One of the several planning sub-groups from a large team of veterinary medicine and design students confer on the topographical features related to designing a Zoological Teaching Unit at the College of Veterinary Medicine.
What is being called an example of NC State University’s leadership in experiential education has provided the initial planning for a potential Zoological Teaching Unit. Caroline Barnhill in the College of Design explains how a group of DVM and graduate design students collaborated on this project.
The role of today’s veterinarian is much broader than what the public most commonly perceives. Veterinarians are involved in far more than examining Fido’s hurt paw or Fluffy’s lethargy. Today, more and more veterinarians are needed to treat a wide range of species, including not only domesticated species but more zoological species–from deer and wolves to turtles and fish.
With this change in the professional landscape, veterinary colleges across the country will be planning and determining how best to supplement their students’ educations in diagnosing and treating these additional types of patients. NC State’s College of Veterinary Medicine (CVM) and College of Design are tackling the problem by designing plans for a Zoological Teaching Animal Unit (ZTAU).
Within the ZTAU, veterinary students would be taught to provide proper preventative healthcare, capture, study, feed, maintain, care for, and even do clinical workups on animals not commonly seen in the traditional veterinary hospital clinic. It is meant to engage the student veterinarian in the importance of an animal’s environment to their overall well-being and health
“Though the entire idea behind a ZTAU is new, it is founded on CVM’s pioneering introduction of the concept of a teaching animal unit,” explains Dr. Michael Stoskopf, professor of wildlife and aquatic health. “If we succeed in creating this at NC State, it would transform the way zoological medicine is taught.”
But the plans for creating a ZTAU are more complicated than one might think. A range of species, each with different environmental needs, must be housed and maintained properly to provide the learning environment needed for effective teaching. And all of this – for NC State – must be accomplished with the available resources on the university’s Centennial Biomedical Campus. So how can you rehabilitate Timmy’s turtle in the same place as the injured deer a neighbor found caught in their backyard fence?

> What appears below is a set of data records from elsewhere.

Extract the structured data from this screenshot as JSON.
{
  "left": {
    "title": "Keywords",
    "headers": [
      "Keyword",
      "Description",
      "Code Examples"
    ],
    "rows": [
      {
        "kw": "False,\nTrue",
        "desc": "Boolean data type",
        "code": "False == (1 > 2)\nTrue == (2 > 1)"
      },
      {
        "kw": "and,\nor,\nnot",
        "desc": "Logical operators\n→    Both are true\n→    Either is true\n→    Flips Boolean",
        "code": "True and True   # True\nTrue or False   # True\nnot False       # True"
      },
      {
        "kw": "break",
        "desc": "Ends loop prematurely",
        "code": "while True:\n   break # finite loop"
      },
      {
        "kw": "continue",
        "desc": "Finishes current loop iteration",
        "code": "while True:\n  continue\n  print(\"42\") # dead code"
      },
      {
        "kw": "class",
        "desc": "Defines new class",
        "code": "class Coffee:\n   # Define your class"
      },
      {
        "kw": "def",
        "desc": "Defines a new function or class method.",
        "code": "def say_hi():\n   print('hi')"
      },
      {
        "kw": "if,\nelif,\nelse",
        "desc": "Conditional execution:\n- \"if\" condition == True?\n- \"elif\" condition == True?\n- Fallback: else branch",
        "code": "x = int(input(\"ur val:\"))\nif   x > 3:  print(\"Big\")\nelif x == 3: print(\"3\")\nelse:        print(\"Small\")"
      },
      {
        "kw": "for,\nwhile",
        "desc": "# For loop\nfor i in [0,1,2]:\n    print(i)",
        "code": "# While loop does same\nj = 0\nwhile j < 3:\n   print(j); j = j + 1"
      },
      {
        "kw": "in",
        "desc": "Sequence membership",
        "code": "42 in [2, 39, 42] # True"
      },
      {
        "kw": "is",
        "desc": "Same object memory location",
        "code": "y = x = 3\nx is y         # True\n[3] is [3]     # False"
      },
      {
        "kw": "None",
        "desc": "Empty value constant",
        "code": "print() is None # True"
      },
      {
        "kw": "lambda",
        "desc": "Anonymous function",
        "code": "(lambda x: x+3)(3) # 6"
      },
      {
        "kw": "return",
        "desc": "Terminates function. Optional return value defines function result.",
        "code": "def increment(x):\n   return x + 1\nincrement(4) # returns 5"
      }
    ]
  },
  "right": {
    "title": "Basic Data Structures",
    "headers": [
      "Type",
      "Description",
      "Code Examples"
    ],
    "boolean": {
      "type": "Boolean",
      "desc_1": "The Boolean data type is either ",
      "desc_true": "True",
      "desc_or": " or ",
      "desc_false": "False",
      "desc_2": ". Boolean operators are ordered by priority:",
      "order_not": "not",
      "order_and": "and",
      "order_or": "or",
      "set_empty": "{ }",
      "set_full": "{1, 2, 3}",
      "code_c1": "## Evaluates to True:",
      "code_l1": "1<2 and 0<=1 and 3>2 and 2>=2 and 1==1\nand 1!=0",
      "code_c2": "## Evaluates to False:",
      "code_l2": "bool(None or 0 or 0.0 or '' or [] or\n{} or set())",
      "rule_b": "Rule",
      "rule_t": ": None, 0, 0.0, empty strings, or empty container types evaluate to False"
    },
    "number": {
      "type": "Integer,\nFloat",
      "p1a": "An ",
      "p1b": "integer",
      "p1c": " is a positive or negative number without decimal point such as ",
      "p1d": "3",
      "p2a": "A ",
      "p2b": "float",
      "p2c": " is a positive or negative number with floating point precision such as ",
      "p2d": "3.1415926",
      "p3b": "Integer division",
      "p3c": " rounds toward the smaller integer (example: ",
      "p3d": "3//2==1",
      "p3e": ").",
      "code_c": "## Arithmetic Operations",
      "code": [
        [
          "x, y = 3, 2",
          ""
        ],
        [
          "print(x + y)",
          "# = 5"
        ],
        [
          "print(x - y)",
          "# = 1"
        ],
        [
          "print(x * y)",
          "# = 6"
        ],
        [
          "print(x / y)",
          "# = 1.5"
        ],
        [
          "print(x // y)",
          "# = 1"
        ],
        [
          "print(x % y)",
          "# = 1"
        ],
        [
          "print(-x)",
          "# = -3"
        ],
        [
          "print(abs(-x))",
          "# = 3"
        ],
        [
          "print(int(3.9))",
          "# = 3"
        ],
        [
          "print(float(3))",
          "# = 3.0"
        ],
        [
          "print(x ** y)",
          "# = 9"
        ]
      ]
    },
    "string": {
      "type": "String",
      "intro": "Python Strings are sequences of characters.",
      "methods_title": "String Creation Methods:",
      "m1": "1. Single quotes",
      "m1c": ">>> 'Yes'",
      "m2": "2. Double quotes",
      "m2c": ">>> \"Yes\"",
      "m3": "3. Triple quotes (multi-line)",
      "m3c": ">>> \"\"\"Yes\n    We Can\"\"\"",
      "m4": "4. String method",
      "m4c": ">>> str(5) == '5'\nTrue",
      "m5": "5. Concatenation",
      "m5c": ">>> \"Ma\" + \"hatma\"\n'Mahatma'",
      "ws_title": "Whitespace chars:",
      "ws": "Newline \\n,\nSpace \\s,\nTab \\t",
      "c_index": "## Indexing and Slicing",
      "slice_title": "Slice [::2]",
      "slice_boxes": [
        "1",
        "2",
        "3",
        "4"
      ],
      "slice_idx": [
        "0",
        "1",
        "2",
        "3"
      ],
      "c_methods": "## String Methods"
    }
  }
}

During the past year, researchers and graduate students in the CVM and the College of Design’s landscape architecture department have partnered together to create a blueprint for academic teaching facilities by examining the science of animal behavior, management, education, and the landscape habitat in which the animals are housed. Led by Fernando Magallanes, associate professor of landscape architecture, and Dr. Stoskopf, they assessed the existing CVM campus, the appropriate selection of landscapes suitable for ZTAU use, and the development of possible design options.
“The students from the College of Design said it was very enlightening for them to work with a ‘client’ (DVM students) and incorporate that clients’ needs, vision, and opinions into the final product. That is something they are going to have to encounter working in the real world. They won’t be designing within a bubble,” Dr. Magallanes says. “Conversely, the DVM students also mentioned how impactful it was to see how their professional knowledge could be layered onto design to create a better working environment.”
In May, a master plan for the campus was produced which explored the details for selecting and designing the landscape to fit various species of animals and their needs, while taking into account the needs of the veterinary students and instructors. It was presented to faculty from CVM and the university’s provost Dr. Warwick Arden for feedback and analysis.
Going forward, the two colleges are going to continue to partner together to further refine specific details and strategize how the ZTAU could be implemented.
“The next round might include figuring out how the turtle rehabilitation habitat could be created, or how we could develop a specific habitat for recovering avian species,” Dr. Magallanes says. “The plans can take a long time, but we think the end-result will be something that is modeled across the world in similar situations or institutions.” — Caroline Barnhill
Participating CVM students
Kate Archibald, Carolyn Collier, Calle Jones, Joe Malatos, Michelle Schisa, Bethany Walters, Lori Westmoreland, Anna Wepprich.